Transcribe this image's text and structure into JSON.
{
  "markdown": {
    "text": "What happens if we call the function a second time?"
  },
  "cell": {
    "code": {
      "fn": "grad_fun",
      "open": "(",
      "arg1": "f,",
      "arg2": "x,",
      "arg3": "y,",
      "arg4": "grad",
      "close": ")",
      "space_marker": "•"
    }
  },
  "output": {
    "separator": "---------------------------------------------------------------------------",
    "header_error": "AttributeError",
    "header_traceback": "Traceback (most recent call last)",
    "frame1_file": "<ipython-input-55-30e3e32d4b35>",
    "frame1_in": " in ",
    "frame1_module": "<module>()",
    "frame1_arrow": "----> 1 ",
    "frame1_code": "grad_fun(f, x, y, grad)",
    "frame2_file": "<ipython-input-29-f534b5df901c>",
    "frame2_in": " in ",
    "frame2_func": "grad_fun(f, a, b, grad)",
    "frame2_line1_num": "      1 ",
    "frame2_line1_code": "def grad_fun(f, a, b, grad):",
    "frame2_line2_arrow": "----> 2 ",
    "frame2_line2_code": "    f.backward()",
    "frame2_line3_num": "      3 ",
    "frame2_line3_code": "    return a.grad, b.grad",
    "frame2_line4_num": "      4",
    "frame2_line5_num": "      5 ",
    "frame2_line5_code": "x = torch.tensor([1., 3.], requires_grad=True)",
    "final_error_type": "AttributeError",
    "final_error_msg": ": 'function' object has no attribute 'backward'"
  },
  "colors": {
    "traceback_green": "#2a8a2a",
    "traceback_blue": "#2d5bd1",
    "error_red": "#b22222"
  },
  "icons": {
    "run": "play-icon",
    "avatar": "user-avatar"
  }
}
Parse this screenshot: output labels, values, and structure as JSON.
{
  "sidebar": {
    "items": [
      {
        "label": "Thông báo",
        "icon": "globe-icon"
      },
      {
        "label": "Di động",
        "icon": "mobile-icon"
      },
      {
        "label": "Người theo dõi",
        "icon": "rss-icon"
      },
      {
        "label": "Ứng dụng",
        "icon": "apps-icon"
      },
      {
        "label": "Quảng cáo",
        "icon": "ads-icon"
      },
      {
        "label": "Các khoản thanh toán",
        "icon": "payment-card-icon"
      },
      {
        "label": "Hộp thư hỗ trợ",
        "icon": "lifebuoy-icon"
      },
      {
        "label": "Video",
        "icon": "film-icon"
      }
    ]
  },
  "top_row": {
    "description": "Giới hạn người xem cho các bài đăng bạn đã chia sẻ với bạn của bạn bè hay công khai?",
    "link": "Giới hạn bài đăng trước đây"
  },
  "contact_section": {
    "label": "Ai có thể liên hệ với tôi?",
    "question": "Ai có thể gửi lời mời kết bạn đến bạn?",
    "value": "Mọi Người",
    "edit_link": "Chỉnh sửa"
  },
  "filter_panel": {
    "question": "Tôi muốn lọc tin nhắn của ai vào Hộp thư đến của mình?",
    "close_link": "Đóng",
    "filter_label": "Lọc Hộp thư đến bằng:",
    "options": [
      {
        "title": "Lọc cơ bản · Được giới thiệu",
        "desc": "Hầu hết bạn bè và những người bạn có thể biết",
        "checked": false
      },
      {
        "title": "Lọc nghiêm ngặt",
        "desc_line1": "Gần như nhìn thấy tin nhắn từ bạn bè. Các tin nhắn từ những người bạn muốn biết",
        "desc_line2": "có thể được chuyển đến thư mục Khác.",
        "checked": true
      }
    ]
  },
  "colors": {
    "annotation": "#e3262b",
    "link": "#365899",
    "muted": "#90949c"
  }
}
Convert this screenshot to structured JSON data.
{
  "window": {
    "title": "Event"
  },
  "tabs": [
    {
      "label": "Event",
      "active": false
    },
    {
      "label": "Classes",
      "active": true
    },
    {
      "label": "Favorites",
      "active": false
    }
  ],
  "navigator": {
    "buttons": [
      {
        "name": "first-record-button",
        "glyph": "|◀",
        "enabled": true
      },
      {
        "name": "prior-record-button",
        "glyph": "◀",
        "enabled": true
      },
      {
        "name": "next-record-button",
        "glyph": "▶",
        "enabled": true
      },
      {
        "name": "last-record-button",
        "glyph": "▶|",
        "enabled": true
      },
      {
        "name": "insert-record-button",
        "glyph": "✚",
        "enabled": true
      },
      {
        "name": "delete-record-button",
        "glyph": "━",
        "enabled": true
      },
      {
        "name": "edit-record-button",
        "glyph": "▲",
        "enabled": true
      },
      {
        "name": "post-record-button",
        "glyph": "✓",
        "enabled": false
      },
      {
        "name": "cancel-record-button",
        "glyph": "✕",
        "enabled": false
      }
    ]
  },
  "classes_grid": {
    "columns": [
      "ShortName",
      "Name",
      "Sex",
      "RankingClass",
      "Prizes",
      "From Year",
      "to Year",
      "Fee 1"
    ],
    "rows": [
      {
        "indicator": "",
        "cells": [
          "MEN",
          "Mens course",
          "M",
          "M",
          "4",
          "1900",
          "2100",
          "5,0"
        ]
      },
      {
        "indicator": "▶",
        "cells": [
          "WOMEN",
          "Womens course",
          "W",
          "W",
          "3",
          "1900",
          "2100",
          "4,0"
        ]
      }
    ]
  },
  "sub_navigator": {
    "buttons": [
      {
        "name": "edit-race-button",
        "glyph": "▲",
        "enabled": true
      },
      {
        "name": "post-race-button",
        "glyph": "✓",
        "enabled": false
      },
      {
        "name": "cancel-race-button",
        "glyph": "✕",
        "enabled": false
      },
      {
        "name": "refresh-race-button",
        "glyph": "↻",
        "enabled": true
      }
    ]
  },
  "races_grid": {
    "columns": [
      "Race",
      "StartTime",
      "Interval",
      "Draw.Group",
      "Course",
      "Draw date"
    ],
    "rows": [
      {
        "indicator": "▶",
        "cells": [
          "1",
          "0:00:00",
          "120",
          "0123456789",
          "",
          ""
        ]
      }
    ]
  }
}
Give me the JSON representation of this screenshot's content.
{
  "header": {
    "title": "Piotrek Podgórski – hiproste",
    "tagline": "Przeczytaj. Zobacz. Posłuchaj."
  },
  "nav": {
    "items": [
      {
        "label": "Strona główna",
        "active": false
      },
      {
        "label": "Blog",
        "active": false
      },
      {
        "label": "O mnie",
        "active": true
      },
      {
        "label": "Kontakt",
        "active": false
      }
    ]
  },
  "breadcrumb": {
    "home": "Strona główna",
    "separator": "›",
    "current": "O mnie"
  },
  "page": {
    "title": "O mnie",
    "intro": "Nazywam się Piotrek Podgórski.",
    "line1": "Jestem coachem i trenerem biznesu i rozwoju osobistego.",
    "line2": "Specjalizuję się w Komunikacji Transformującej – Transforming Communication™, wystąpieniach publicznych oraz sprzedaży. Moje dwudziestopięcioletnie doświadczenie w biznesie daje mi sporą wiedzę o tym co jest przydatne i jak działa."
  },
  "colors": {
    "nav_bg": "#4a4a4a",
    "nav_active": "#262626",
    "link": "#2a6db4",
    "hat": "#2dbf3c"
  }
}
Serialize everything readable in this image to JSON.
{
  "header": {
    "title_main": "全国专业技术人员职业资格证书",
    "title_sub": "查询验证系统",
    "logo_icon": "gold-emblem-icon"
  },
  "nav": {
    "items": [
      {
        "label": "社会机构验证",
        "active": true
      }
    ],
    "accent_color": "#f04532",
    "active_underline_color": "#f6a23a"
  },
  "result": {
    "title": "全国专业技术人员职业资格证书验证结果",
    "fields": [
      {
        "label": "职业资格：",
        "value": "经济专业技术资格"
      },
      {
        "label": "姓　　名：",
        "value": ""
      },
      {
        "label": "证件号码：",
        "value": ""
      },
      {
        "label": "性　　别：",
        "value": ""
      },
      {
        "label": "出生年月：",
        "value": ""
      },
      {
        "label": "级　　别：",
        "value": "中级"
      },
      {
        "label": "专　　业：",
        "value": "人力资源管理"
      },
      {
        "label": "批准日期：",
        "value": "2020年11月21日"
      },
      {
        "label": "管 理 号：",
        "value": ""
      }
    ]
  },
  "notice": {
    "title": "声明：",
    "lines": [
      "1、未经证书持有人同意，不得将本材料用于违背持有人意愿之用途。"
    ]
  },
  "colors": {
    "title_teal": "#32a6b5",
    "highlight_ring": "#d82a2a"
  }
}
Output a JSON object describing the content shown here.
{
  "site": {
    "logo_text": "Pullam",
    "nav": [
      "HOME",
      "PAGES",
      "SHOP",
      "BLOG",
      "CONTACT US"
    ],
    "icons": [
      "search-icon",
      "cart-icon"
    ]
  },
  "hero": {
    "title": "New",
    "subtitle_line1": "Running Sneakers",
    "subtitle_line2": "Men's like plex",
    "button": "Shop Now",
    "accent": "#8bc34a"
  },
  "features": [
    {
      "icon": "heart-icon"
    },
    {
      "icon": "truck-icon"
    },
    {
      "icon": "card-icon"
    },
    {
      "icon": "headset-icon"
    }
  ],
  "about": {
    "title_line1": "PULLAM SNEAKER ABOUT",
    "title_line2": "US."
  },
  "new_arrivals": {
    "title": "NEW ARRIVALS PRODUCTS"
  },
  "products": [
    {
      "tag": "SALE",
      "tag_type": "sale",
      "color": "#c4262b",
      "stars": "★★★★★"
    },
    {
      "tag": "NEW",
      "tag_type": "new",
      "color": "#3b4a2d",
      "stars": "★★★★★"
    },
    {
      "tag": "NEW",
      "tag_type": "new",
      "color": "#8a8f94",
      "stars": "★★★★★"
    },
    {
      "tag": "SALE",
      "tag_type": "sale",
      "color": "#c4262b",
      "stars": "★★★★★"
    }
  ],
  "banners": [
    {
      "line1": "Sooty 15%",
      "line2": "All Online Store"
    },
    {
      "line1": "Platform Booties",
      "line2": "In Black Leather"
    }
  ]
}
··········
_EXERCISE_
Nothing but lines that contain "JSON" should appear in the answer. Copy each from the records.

_RESPONSE BOX_
Transcribe this image's text and structure into JSON.
Parse this screenshot: output labels, values, and structure as JSON.
Convert this screenshot to structured JSON data.
Give me the JSON representation of this screenshot's content.
Serialize everything readable in this image to JSON.
Output a JSON object describing the content shown here.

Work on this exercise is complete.